Rawhide alumni and former staff members have our own Facebook page (of course!) and memories and reactions have been accumulating since Marty’s passing. Most comments come from former Ranchers, who frequently recalled Marty being their “second mother” or “Mom-away-from-home”… how she took one homesick Rancher into the kitchen for ice cream late one night… how she let another crying Rancher sleep in her own bed.

It would be tempting to refer to Marty Seaman as “my first boss,” but the truth is, I had a newspaper route manager when I started delivering the New York Daily News in middle school, and I worked in two different Girl Scout camp kitchens the summers before Rawhide – but in those kitchens, I was one of about three or four workers, and I can’t really recall too many life-changing lessons-I’ll-never-forget. But at Rawhide, it’s not too much of a stretch to suggest that perhaps I learned more in my seven summers in Lake Hill than I did in four years of high school and four years of college. At Rawhide, Marty was always present, often swinging through the kitchen several times throughout the day, and always available in the main office if I had a question.

That was Marty. Ranchers (and staff!) were afraid to mess up and let her down, but they (we) loved how she loved them (us). She shared in every joy and was always there to console anyone who needed a shoulder. She expected – and usually got – the best out of everyone, and there are 14 summers’ worth of former Ranchers and staff who will miss her dearly… and I will always appreciate the confidence and trust she showed in me.

Thanks, Marty Seaman. You will be forever remembered, and forever missed.

Happy Thanksgiving, readers! Whether you’re heading over the river, through the woods, or simply sitting this one out this year – please drive carefully. Stay safe, stay smart, and stay kind.

- Dan Witmer

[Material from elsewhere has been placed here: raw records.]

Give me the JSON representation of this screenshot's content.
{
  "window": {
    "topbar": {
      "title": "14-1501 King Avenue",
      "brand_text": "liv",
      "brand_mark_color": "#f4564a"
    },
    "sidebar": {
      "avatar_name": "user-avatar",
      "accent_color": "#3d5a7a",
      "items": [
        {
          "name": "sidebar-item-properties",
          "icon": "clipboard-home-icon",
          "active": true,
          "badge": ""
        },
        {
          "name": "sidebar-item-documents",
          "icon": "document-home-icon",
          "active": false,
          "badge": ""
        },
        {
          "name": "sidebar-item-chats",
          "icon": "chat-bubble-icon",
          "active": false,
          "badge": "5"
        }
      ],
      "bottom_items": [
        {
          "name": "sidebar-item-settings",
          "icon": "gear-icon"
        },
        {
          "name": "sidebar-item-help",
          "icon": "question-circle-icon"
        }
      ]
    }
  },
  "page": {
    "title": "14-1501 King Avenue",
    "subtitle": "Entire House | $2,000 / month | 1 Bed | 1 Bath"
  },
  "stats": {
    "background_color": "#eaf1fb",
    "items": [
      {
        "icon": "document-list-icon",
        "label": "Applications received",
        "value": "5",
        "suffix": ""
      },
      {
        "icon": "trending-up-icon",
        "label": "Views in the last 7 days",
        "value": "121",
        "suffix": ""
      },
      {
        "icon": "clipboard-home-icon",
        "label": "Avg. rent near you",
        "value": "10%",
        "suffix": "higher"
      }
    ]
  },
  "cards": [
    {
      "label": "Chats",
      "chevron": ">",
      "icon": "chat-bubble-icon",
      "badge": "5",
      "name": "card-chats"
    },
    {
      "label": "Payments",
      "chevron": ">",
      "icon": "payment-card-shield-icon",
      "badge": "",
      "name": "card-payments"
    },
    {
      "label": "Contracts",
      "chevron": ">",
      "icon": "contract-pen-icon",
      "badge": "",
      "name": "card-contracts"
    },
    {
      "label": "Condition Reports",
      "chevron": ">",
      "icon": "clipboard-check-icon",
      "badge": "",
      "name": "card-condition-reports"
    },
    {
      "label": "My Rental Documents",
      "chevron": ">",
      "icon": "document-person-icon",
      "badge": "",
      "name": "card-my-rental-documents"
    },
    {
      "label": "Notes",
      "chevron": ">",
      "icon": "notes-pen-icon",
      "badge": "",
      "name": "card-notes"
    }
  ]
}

Dan Witmer is the author of two books.  The Best of Road Trip Dad – the Laker Lacrosse Collection  is an accumulation of 45 articles written for JustLacrosseUpstate between the years 2012 and 2018, about the history and traditions, the people, and the stories of the Oswego State men’s lacrosse program. The book is available on, and at the river’s end bookstore in Oswego, the SUNY Oswego College Store in the Marano Campus Center, The Sports Outfit on West Genesee Street in Fairmount, and Geared 2 Sports in Cortland.  ...and piles to go before I sleep - The Book of Wit  is his memoir describing his 33 year career teaching HS English and coaching at Hannibal Central School. It is available on and at the river's end bookstore.